The data below contains pictures, which are to be skipped; the lines starting at the line with "Serialize everything readable" and ending at the line with "What data populates" are to be output exactly, both ends included.

* **Stored data**
------------
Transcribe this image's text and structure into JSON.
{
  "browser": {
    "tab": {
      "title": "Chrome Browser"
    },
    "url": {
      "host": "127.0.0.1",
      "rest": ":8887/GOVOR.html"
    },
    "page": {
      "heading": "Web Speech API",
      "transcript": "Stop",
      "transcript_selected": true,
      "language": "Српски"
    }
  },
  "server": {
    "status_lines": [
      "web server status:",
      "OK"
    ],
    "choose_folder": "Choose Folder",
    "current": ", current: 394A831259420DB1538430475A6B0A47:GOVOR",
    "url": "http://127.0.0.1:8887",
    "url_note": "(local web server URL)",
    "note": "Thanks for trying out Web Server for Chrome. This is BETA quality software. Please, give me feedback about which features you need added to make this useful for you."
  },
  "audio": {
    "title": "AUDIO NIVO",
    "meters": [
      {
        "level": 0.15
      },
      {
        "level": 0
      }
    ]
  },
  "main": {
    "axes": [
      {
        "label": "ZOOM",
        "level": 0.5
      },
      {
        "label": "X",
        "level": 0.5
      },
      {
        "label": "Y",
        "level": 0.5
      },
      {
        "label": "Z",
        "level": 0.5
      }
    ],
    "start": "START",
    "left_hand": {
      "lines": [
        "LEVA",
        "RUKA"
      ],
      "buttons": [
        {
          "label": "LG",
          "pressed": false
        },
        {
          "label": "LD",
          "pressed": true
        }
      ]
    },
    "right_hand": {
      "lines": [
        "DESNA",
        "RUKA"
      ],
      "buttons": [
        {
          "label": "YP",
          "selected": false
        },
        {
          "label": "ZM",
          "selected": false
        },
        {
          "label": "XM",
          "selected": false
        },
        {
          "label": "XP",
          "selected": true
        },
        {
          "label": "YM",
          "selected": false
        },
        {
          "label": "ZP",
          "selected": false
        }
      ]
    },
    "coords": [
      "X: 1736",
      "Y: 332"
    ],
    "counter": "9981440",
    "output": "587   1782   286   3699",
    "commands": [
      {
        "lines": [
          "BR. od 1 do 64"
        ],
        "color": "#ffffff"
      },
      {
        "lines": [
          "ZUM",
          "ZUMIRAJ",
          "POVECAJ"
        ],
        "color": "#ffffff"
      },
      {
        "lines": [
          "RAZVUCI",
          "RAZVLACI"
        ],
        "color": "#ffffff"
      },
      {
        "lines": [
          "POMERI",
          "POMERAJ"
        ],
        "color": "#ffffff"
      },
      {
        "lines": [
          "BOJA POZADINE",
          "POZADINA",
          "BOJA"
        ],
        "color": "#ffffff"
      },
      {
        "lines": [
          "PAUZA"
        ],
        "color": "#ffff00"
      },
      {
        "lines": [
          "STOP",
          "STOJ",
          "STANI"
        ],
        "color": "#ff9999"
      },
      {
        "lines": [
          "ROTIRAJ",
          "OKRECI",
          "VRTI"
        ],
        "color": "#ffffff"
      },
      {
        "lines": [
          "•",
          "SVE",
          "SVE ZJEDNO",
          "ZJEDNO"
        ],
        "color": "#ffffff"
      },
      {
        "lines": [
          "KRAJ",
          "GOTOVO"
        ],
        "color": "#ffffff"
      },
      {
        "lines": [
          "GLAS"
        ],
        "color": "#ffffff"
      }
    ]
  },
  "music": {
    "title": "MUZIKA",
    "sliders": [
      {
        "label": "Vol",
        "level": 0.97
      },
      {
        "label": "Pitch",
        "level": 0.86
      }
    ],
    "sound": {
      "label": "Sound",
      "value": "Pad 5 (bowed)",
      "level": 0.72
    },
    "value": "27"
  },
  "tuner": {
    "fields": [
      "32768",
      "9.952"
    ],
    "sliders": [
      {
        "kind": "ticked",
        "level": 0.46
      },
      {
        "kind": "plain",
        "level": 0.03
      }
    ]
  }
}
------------
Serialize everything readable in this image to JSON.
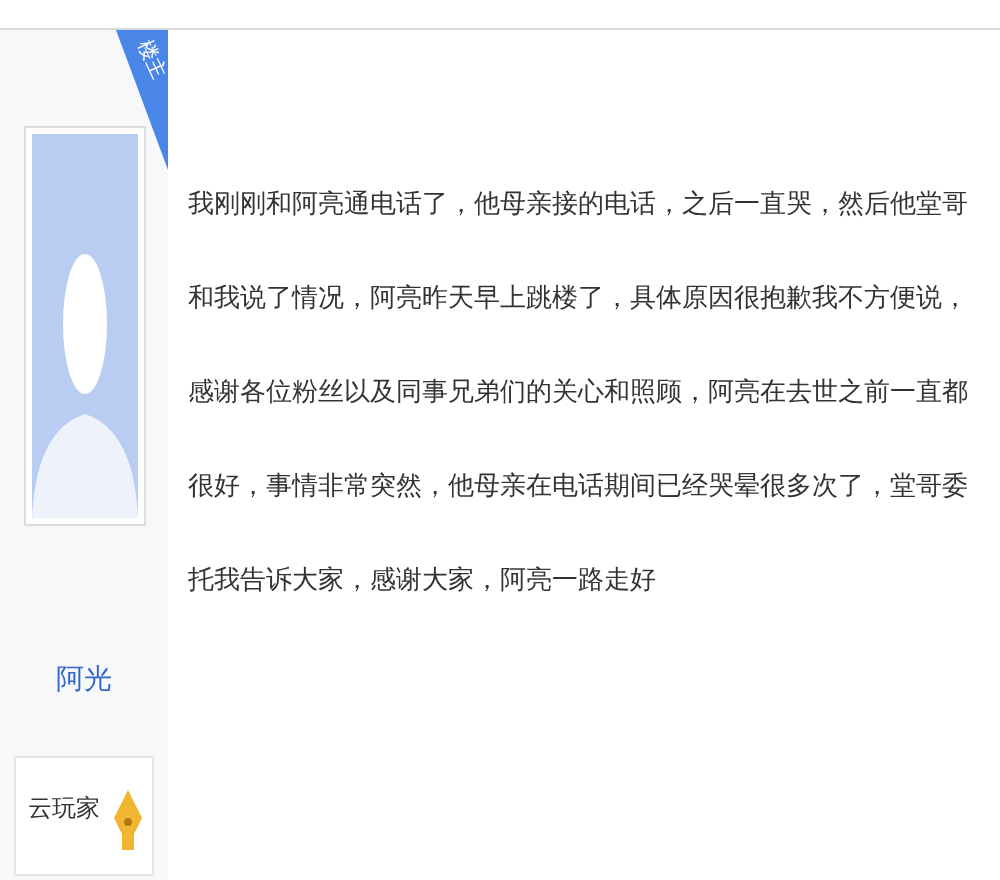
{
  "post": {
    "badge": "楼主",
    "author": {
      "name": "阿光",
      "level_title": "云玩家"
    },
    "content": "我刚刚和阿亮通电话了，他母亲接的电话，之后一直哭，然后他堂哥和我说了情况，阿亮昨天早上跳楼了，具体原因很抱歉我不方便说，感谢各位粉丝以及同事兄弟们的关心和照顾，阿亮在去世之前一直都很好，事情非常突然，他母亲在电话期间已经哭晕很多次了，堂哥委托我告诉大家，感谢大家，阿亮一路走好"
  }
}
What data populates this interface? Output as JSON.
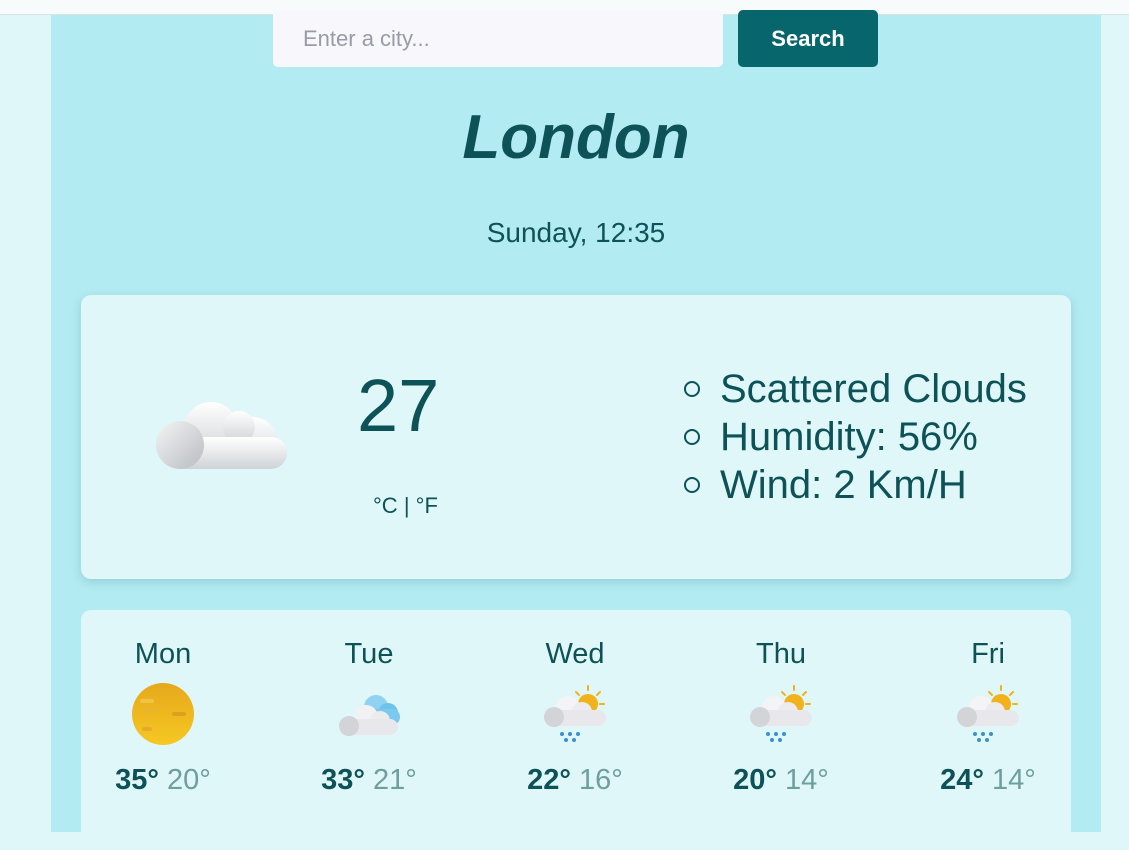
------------
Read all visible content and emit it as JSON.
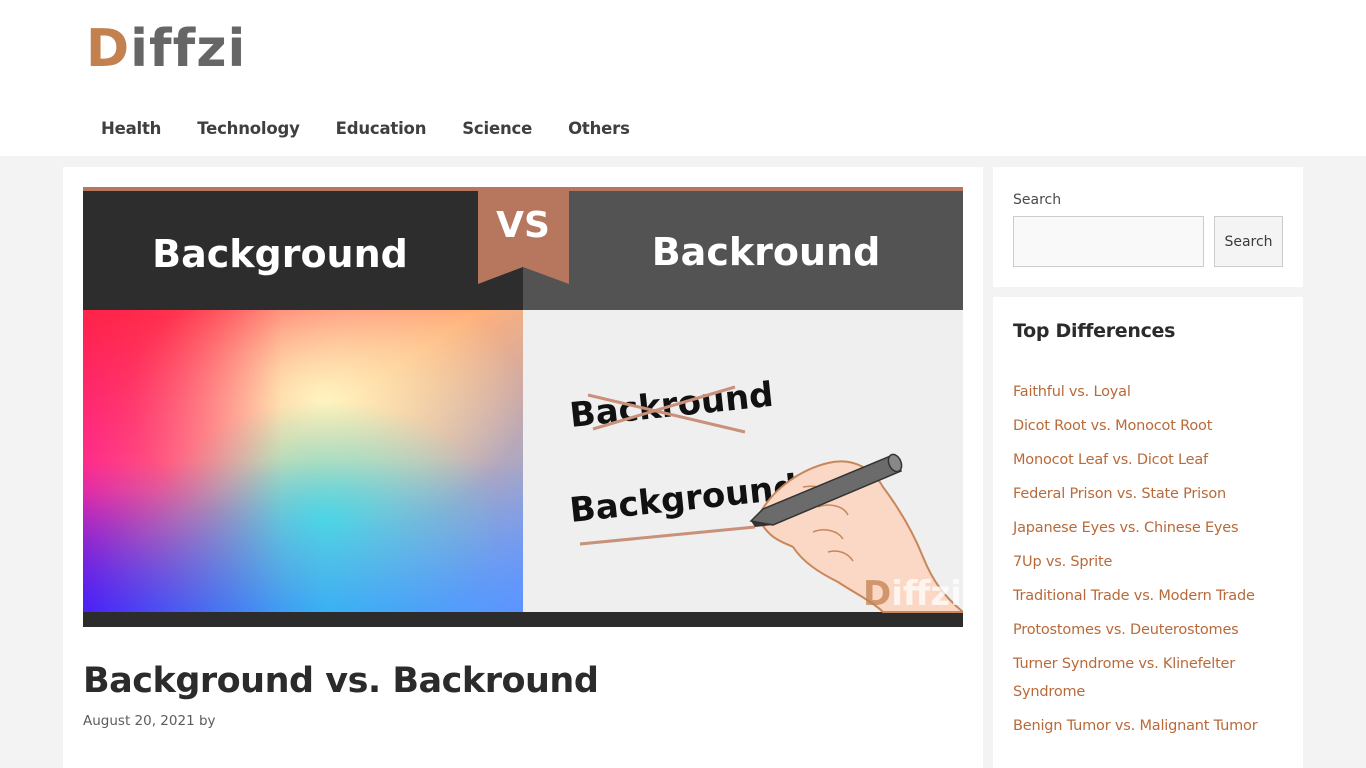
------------
* **Exercise response**
Serialize everything readable in this image to JSON.
{
  "post": {
    "badge": "楼主",
    "author": {
      "name": "阿光",
      "level_title": "云玩家"
    },
    "content": "我刚刚和阿亮通电话了，他母亲接的电话，之后一直哭，然后他堂哥和我说了情况，阿亮昨天早上跳楼了，具体原因很抱歉我不方便说，感谢各位粉丝以及同事兄弟们的关心和照顾，阿亮在去世之前一直都很好，事情非常突然，他母亲在电话期间已经哭晕很多次了，堂哥委托我告诉大家，感谢大家，阿亮一路走好"
  }
}
What data populates this interface? Output as JSON.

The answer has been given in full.